The program is set to start in the spring semester. An information session will be held at the Westchester campus on Oct. 25. The 36-credit master’s takes a multidisciplinary approach with a focus on the finance aspects of the industry while offering students the opportunity to develop skills in other areas, such as law.
The program is designed for working professionals. Classes will be held during the evenings, weekends and online. It can be completed in one year of full-time study, but is also offered to part-time students.
Hugh Kelly, Ph.D., has been selected to head up the curriculum committee of the program. Kelly comes to Fordham with more than three decades of lecturing on real estate and economics, as well as running his own consultation practice. His most recent book, 24-hour Cities: Real Investment Performance, Not Just Promises (Routledge/Taylor & Francis, 2017), received the year’s Gold Award from the National Association of Real Estate Editors.
He said that a strong advisory council of investment, data, development, and labor experts has helped guide the design of the new program.
“There are not too many programs like this out there because of the way the academic aspect of the industry has evolved; programs usually come out business or architecture schools,” said Kelly. “Our program will break apart the silos—and the institute is on the same campus as the law and business schools.”
With its vast range of development—from Hudson Yards to the World Trade Center to million-dollar condos to micro apartments—New York City has no shortage of academic and industry experts from which to find faculty for the curriculum, he said.
“Mega projects will be an important focus, but they’re just one element in New York City, and we won’t just focus on bright shiny objects,” Kelly said.
“The degree gives professionals in the field tangible knowledge that can be immediately applied to their careers and can help them get to the next level professionally,” said Anthony Davidson, Ph.D., dean of PCS. “This program bridges the divide between academia and practice with a rigor that only Fordham can provide.”
The program will also have a suburban focus, which will treat New York City as a regional center where developments in Yonkers and White Plains carry as much weight as a midtown high rise.
“With campuses in Westchester, the Bronx, and Manhattan, Fordham is a hub for real estate research and industry,” he said.
Robert Morgenstern, director of the institute, said another strength of the new master’s will be the ability of students to “tap into the loyal alumni network that Fordham already has.”
But most importantly, Morgenstern and Kelly expect that students will gain practical knowledge that helps in decision making.

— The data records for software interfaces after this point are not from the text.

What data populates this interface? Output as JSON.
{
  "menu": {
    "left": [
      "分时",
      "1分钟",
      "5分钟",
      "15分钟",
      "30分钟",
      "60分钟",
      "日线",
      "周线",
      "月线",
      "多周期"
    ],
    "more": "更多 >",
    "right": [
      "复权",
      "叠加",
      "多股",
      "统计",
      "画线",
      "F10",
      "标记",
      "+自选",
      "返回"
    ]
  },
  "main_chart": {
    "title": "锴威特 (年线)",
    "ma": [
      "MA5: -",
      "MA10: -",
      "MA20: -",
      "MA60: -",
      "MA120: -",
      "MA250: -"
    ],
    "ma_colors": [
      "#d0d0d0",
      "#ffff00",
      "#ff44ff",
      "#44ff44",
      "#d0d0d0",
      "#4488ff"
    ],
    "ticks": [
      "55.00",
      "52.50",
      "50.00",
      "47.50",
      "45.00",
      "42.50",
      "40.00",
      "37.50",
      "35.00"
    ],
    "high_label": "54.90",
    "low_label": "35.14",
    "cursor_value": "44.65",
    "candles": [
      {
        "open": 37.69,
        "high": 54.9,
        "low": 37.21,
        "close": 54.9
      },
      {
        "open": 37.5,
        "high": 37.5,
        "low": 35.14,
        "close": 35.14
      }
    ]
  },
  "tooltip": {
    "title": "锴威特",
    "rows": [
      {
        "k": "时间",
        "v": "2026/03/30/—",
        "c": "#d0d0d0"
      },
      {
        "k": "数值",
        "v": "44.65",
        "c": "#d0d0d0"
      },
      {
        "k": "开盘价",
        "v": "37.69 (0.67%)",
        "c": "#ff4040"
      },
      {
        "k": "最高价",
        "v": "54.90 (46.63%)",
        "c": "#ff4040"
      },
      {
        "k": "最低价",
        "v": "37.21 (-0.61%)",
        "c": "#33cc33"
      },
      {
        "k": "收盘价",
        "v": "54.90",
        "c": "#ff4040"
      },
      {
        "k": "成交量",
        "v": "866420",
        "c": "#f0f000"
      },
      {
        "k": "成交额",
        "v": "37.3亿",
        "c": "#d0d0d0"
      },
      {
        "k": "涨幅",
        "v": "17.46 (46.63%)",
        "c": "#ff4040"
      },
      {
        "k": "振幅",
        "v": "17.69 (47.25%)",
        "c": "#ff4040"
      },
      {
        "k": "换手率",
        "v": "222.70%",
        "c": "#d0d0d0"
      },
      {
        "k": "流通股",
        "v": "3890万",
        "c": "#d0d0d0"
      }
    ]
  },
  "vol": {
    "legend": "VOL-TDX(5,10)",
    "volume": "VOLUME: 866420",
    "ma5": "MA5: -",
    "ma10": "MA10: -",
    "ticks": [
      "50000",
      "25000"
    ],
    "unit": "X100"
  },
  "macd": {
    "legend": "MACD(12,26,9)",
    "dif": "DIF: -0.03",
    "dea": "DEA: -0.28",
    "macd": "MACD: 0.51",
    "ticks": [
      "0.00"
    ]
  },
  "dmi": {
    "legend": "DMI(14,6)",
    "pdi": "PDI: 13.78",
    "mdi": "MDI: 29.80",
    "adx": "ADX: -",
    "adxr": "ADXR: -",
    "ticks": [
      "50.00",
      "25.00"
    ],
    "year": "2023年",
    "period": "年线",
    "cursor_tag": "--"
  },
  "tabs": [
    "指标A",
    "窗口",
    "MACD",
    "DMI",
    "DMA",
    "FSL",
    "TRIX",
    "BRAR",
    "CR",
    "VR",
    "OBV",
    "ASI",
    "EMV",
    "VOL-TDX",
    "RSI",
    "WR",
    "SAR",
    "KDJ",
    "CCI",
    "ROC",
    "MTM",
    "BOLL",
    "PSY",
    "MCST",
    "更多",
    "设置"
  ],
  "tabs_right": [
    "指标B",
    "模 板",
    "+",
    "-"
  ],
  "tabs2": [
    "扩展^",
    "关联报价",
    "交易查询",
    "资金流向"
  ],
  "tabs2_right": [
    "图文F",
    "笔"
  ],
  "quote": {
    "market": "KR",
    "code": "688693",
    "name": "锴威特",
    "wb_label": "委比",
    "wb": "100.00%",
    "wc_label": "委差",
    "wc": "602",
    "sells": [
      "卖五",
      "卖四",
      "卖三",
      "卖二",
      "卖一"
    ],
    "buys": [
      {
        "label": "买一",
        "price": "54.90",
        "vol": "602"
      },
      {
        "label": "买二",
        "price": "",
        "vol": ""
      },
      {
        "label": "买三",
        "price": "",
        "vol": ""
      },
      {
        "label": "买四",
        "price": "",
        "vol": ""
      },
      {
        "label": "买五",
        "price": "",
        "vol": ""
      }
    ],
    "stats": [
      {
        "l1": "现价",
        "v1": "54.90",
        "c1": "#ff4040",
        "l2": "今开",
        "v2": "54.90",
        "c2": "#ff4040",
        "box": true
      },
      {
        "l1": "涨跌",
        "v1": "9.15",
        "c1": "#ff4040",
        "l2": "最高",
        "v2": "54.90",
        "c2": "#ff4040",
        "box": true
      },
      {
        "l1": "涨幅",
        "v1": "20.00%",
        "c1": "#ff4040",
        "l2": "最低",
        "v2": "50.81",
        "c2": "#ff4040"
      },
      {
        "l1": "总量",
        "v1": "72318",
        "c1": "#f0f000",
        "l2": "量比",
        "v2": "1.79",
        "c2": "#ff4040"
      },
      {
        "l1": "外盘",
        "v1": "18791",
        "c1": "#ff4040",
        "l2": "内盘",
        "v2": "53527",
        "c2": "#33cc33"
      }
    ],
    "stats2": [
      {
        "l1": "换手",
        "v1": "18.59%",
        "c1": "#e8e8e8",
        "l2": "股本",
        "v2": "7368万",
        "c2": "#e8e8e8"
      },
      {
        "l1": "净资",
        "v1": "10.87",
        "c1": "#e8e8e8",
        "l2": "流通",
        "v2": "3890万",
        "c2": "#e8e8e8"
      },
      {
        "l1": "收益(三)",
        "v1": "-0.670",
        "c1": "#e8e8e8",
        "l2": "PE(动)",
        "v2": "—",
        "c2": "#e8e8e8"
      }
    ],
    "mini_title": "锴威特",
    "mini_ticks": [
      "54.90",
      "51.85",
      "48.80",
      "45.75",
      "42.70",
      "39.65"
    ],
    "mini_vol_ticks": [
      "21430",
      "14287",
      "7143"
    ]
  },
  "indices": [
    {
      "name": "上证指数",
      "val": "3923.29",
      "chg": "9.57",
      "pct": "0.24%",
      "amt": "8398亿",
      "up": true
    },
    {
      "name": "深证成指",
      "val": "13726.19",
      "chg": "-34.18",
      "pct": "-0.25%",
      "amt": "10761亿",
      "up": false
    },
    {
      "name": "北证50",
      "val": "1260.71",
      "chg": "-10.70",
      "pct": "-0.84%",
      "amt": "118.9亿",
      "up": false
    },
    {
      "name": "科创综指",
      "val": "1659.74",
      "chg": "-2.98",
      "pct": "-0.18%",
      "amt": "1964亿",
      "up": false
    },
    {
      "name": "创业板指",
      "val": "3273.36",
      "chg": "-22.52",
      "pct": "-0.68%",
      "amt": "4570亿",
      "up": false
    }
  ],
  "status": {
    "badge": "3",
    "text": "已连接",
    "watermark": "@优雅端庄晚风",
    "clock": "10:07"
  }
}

“When you think of the biggest losses that came from the 2008 financial crisis, it didn’t happen because those investors know math, it’s because they didn’t exercise good judgment,” said Kelly.
“That’s what we want to teach our students—good judgment.”